"I'm concerned that the ceilings do not reflect local market rents and that they are likely to result in a steep drop-off in the number of landlords willing to rent subsidized apartments to eligible tenants," said Rep. Barney Frank (D-Mass.), whose home state would suffer some of the steepest rental cuts under the administration's proposal. Frank heads the House Government Operations Committee's employment and housing subcommittee, which held hearings recently on the proposed rent ceilings.

In the subcommittee's hearing, Paul Graziano of the National Leased Housing Association, an owners trade group, said the proposed ceilings, known as fair market rents, were calculated "by a system which does not accurately reflect rental costs and, in fact, artificially reduces them. Nor does it allow for variations in local rental markets." One effect would be to "create or reinforce existing patterns of racial and economic segregation in center cities," he said.

HUD believes, however, that its proposed changes would correct "past inaccuracies" and "equalize the treatment of program participants from community to community," said Kenneth J. Beirne, the agency's general deputy assistant secretary for policy development and research.

Under Section 8 of the 1974 housing and community development law, HUD pays the difference between the "fair market rent" charged by owners and the amount low- and moderate-income residents are required to contribute. Tenants paid 25 percent of their income for rent until 1981, when the proportion was raised to 30 percent.

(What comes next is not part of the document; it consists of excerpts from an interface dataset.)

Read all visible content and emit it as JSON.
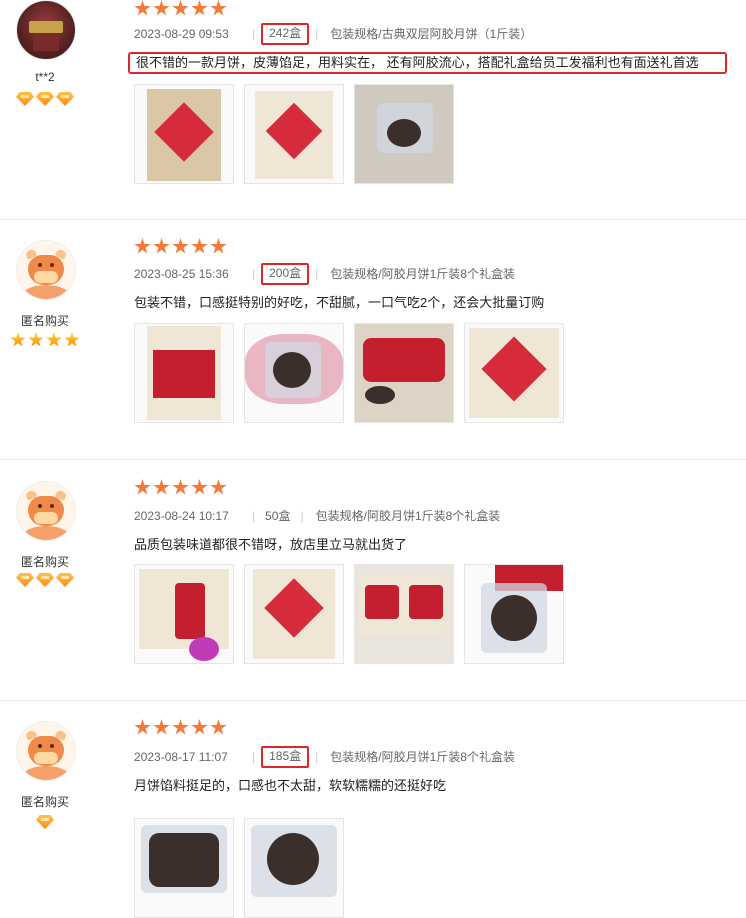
{
  "reviews": [
    {
      "user": "t**2",
      "avatar": "photo-avatar",
      "badge_type": "gem",
      "badge_count": 3,
      "rating": 5,
      "date": "2023-08-29 09:53",
      "quantity": "242盒",
      "spec": "包装规格/古典双层阿胶月饼（1斤装）",
      "text": "很不错的一款月饼，皮薄馅足，用料实在， 还有阿胶流心，搭配礼盒给员工发福利也有面送礼首选",
      "image_count": 3
    },
    {
      "user": "匿名购买",
      "avatar": "cow-avatar",
      "badge_type": "star",
      "badge_count": 4,
      "rating": 5,
      "date": "2023-08-25 15:36",
      "quantity": "200盒",
      "spec": "包装规格/阿胶月饼1斤装8个礼盒装",
      "text": "包装不错，口感挺特别的好吃，不甜腻，一口气吃2个，还会大批量订购",
      "image_count": 4
    },
    {
      "user": "匿名购买",
      "avatar": "cow-avatar",
      "badge_type": "gem",
      "badge_count": 3,
      "rating": 5,
      "date": "2023-08-24 10:17",
      "quantity": "50盒",
      "spec": "包装规格/阿胶月饼1斤装8个礼盒装",
      "text": "品质包装味道都很不错呀，放店里立马就出货了",
      "image_count": 4
    },
    {
      "user": "匿名购买",
      "avatar": "cow-avatar",
      "badge_type": "gem",
      "badge_count": 1,
      "rating": 5,
      "date": "2023-08-17 11:07",
      "quantity": "185盒",
      "spec": "包装规格/阿胶月饼1斤装8个礼盒装",
      "text": "月饼馅料挺足的，口感也不太甜，软软糯糯的还挺好吃",
      "image_count": 2
    }
  ],
  "colors": {
    "star": "#f47a3a",
    "highlight_border": "#e0262a",
    "separator": "#e8e8e8"
  }
}
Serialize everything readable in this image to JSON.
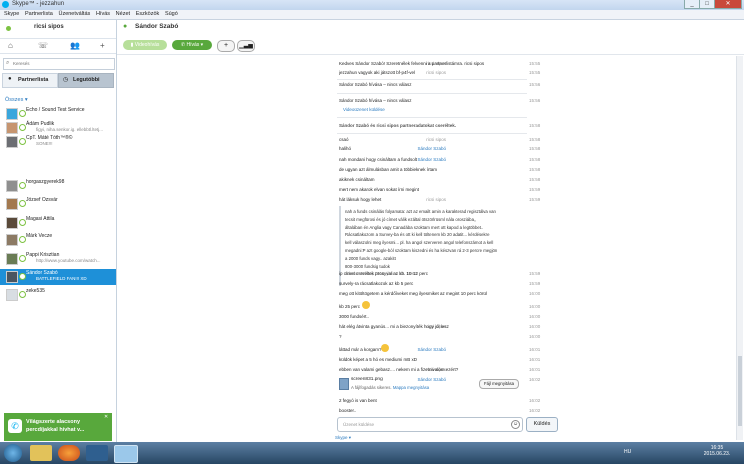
{
  "window": {
    "title": "Skype™ - jezzahun",
    "buttons": [
      "_",
      "□",
      "✕"
    ]
  },
  "menu": [
    "Skype",
    "Partnerlista",
    "Üzenetváltás",
    "Hívás",
    "Nézet",
    "Eszközök",
    "Súgó"
  ],
  "profile": {
    "name": "ricsi sipos"
  },
  "search": {
    "placeholder": "Keresés"
  },
  "tabs": {
    "contacts": "Partnerlista",
    "recent": "Legutóbbi"
  },
  "filter": "Összes",
  "contacts": [
    {
      "name": "Echo / Sound Test Service",
      "mood": ""
    },
    {
      "name": "Ádám Pudlik",
      "mood": "figyi, niha.senkor.ig. ellebbtl.ltetj..."
    },
    {
      "name": "CpT. Máté Tóth™®©",
      "mood": "SONE!!!"
    },
    {
      "name": "horgaszgyerek98",
      "mood": ""
    },
    {
      "name": "József Ozsvár",
      "mood": ""
    },
    {
      "name": "Magasi Attila",
      "mood": ""
    },
    {
      "name": "Márk Vecze",
      "mood": ""
    },
    {
      "name": "Pappi Krisztian",
      "mood": "http://www.youtube.com/watch..."
    },
    {
      "name": "Sándor Szabó",
      "mood": "BATTLEFIELD FAN!!! XD"
    },
    {
      "name": "zeke535",
      "mood": ""
    }
  ],
  "ad": {
    "line1": "Világszerte alacsony",
    "line2": "percdíjakkal hívhat v..."
  },
  "chat": {
    "contact": "Sándor Szabó",
    "buttons": {
      "video": "Videohívás",
      "call": "Hívás",
      "add": "+"
    },
    "messages": [
      {
        "sender": "ricsi sipos",
        "text": "Kedves Sándor Szabó! Szeretnélek felvenni a partnerlistámra. ricsi sipos",
        "time": "15:55",
        "me": true
      },
      {
        "sender": "ricsi sipos",
        "text": "jezzahun vagyok aki játszott bf-p4f-vel",
        "time": "15:55",
        "me": true
      },
      {
        "sender": "",
        "text": "Sándor Szabó hívása – nincs válasz",
        "time": "15:56",
        "me": false
      },
      {
        "sender": "",
        "text": "Sándor Szabó hívása – nincs válasz",
        "time": "15:56",
        "me": false
      },
      {
        "sender": "",
        "text": "Videoüzenet küldése",
        "time": "",
        "me": false
      },
      {
        "sender": "",
        "text": "Sándor Szabó és ricsi sipos partneradatokat cseréltek.",
        "time": "15:58",
        "me": false
      },
      {
        "sender": "ricsi sipos",
        "text": "csaó",
        "time": "15:58",
        "me": true
      },
      {
        "sender": "Sándor Szabó",
        "text": "halihó",
        "time": "15:58",
        "me": false
      },
      {
        "sender": "Sándor Szabó",
        "text": "nah mondani hogy csináltam a fundsolt",
        "time": "15:58",
        "me": false
      },
      {
        "sender": "",
        "text": "de ugyan azt álmulásban amit a többieknek írtam",
        "time": "15:58",
        "me": false
      },
      {
        "sender": "",
        "text": "akiknek csináltam",
        "time": "15:58",
        "me": false
      },
      {
        "sender": "",
        "text": "mert nem akarok elvan sokat írni megint",
        "time": "15:59",
        "me": false
      },
      {
        "sender": "ricsi sipos",
        "text": "hát láksuk hogy lehet",
        "time": "15:59",
        "me": true
      }
    ],
    "quote": {
      "lines": [
        "nah a funds csinálás folyamata: azt az emailt amin a karakterad regisztálva van",
        "tecsit megfürosi és jó címet válik ezáltal ötszörlrüsml nála orosziába,,",
        "általában én Anglia vagy Canadába szoktam mert ott kapod a legtöbbet..",
        "Rácsatlakozom a Survey-ba és ott ki kell töltenem kb 20 adatit... kérdésekre",
        "kell válaszolni meg ilyesmi... pl. ha angol szerveren angol telefonszámot a kell",
        "megadni:P azt google-ból szoktam kiszedni és ha készvan rá 2-3 percre megjön",
        "a 2000 funds vagy.. azakitt",
        "800-3000 fundsig tudok"
      ],
      "footer": "Sándor Szabó, 2015. június 18. 15:32"
    },
    "messages2": [
      {
        "sender": "",
        "text": "ip címet cseréltek proxyval az kb. 10-12 perc",
        "time": "15:59",
        "me": false
      },
      {
        "sender": "",
        "text": "survely-ra rácsatlakozok az kb 5 perc",
        "time": "15:59",
        "me": false
      },
      {
        "sender": "",
        "text": "meg ott kitöltögetem a kérdőíveket meg ilyesmiket az megint 10 perc körül",
        "time": "16:00",
        "me": false
      },
      {
        "sender": "",
        "text": "kb 25 perc",
        "time": "16:00",
        "me": false
      },
      {
        "sender": "",
        "text": "3000 fundsért..",
        "time": "16:00",
        "me": false
      },
      {
        "sender": "ricsi sipos",
        "text": "hát elég átvinta gyanús... mi a biezonyíték hogy jól lesz",
        "time": "16:00",
        "me": true
      },
      {
        "sender": "",
        "text": "?",
        "time": "16:00",
        "me": false
      },
      {
        "sender": "Sándor Szabó",
        "text": "láttad már a korgam?",
        "time": "16:01",
        "me": false
      },
      {
        "sender": "",
        "text": "küldök képet a 5 hó es mediumi mB xD",
        "time": "16:01",
        "me": false
      },
      {
        "sender": "ricsi sipos",
        "text": "ebben van valami gebasz.... nekem mi a fizetnivalóm ezért?",
        "time": "16:01",
        "me": true
      },
      {
        "sender": "Sándor Szabó",
        "text": "screen831.png",
        "time": "16:02",
        "me": false
      },
      {
        "sender": "",
        "text": "2 fegyó is van bent",
        "time": "16:02",
        "me": false
      },
      {
        "sender": "",
        "text": "booster..",
        "time": "16:02",
        "me": false
      }
    ],
    "file": {
      "name": "screen831.png",
      "desc": "A fájlfogadás sikeres.",
      "link": "Mappa megnyitása",
      "button": "Fájl megnyitása"
    },
    "input_placeholder": "Üzenet küldése",
    "send_label": "Küldés",
    "footer_label": "Skype"
  },
  "taskbar": {
    "lang": "HU",
    "time": "16:35",
    "date": "2015.06.23."
  }
}
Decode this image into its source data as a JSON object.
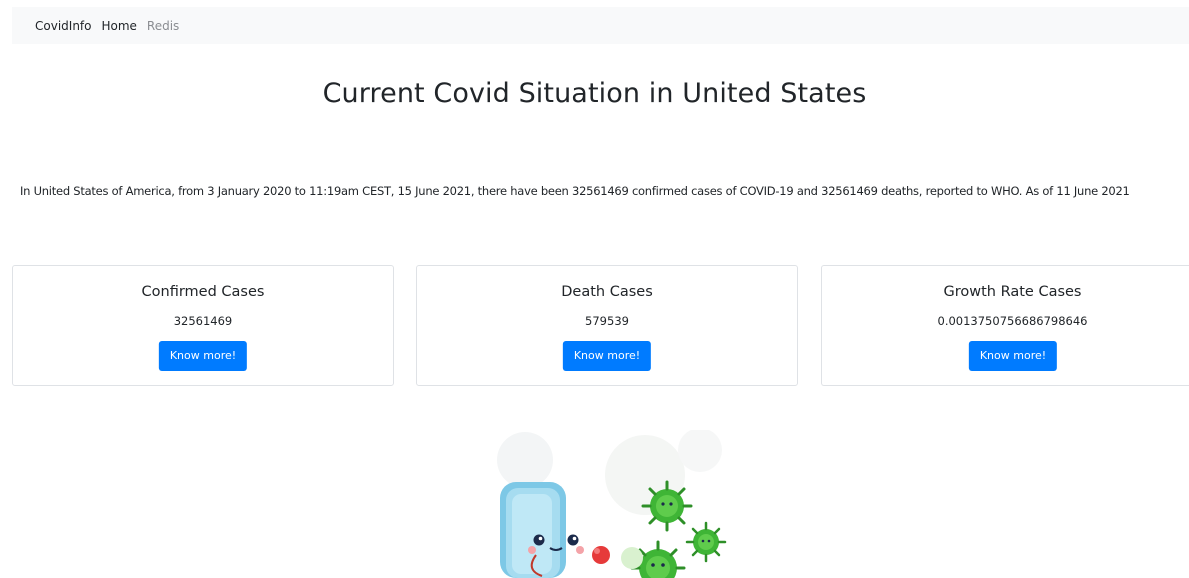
{
  "navbar": {
    "brand": "CovidInfo",
    "links": [
      {
        "label": "Home",
        "state": "active"
      },
      {
        "label": "Redis",
        "state": "muted"
      }
    ]
  },
  "page": {
    "title": "Current Covid Situation in United States",
    "summary": "In United States of America, from 3 January 2020 to 11:19am CEST, 15 June 2021, there have been 32561469 confirmed cases of COVID-19 and 32561469 deaths, reported to WHO. As of 11 June 2021"
  },
  "cards": [
    {
      "title": "Confirmed Cases",
      "value": "32561469",
      "button": "Know more!"
    },
    {
      "title": "Death Cases",
      "value": "579539",
      "button": "Know more!"
    },
    {
      "title": "Growth Rate Cases",
      "value": "0.0013750756686798646",
      "button": "Know more!"
    }
  ],
  "colors": {
    "primary": "#007bff",
    "navbar_bg": "#f8f9fa",
    "virus_green": "#3fb536",
    "mask_blue": "#7dc8e6",
    "glove_red": "#e63a3a"
  },
  "illustration": {
    "icon": "cartoon-mask-fighting-virus-illustration"
  }
}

HUD sets the ceilings at the 45th percentile of rent paid by all households who have moved within the past two years, a level "that makes available roughly half of all standard units" to eligible families, Beirne said.

But critics argue that the lower rents would not benefit low-income tenants because the amount they pay still would depend on their income, but they might convince apartment owners to end their participation in the subsidy program.

In setting the proposed ceilings for 1986, HUD used data collected in the 1980 census and in American Housing Surveys conducted since 1980, updated by the rent inflation factors contained in the consumer price index. In the past, the rent ceilings were based on updated 1970 census figures and information from the housing surveys, which cover 54 metropolitan areas about every two years. The surveys are conducted for HUD by the Bureau of the Census.

Graziano contended that the census and housing survey information is "usually several years out of date." He said his association recommends that HUD "rely primarily upon local housing market studies" in establishing its fair market rents.

Several metropolitan areas would get substantial increases in ceilings, including Washington, where the rent ceilings would rise 20 percent. In the District of Columbia, for example, the ceiling permitted for a two-bedroom apartment would go up from $440 a month to $530; in Montgomery County, the increase would be from $279 monthly to $336. Two-bedroom units are used as the benchmark for the rent ceilings, with adjustments up and down for larger or smaller apartments.

Chicago would not be so fortunate. The rent ceiling there would decrease by $86 to a monthly rent of $435, a 16 percent drop, according to the HUD statement. In Chicago, ceilings at the beginning of the decade were "on track" with census and 1979 American Housing Survey data, but outpaced the program standard each time the rents were changed, according to HUD.

The Chicago Housing Authority is the nation's fourth-largest and supervises 8,800 housing units under the Section 8 rental program, according to Zirl T. Smith, the authority's executive director. The new ceilings could price low-income families "out of the nonminority areas and make it more difficult for us to meet a court order to remedy past practices of segregation," he said.

Because the fair market rents are gross rents, including the cost of utilities, "a family paying its own gas heat would have to find a two-bedroom unit renting for no more than $355," Smith said. He added that, to find housing at this price, housing authority officials would have to "confine ourselves to Chicago's most depressed and impacted neighborhoods . . . and lower our housing quality standards."

The Chicago official said the Reagan administration wants to eliminate the Section 8 subsidies "in favor of its own housing vouchers." With the vouchers -- the only form of new housing assistance the administration wants to provide in the future -- families receive the difference between 30 percent of their income and HUD's fair market rent, and can keep the difference if the rent is lower than the ceiling. Tenants using vouchers are not limited to housing where rents do not exceed the ceilings, as they are under the Section 8 program.

In Massachusetts, where housing costs are the highest in the nation, the rent ceilings would be cut in most areas of the state, often to levels much lower than the average on the local market, according to Rep. Gerry E. Studds (D-Mass.), who testified before the subcommittee.

Public housing organizations in about 600 of HUD's 2,755 fair market rent areas have protested the proposed ceilings, a dramatic increase over the 100 to 200 areas from which the agency usually gets complaints when it changes the ceilings, according to Beirne, the HUD official. The appeals will be reviewed by HUD and ceilings in those areas modified if there is "reasonable evidence" for the change, he said. HUD does not need congressional approval of rent ceiling changes.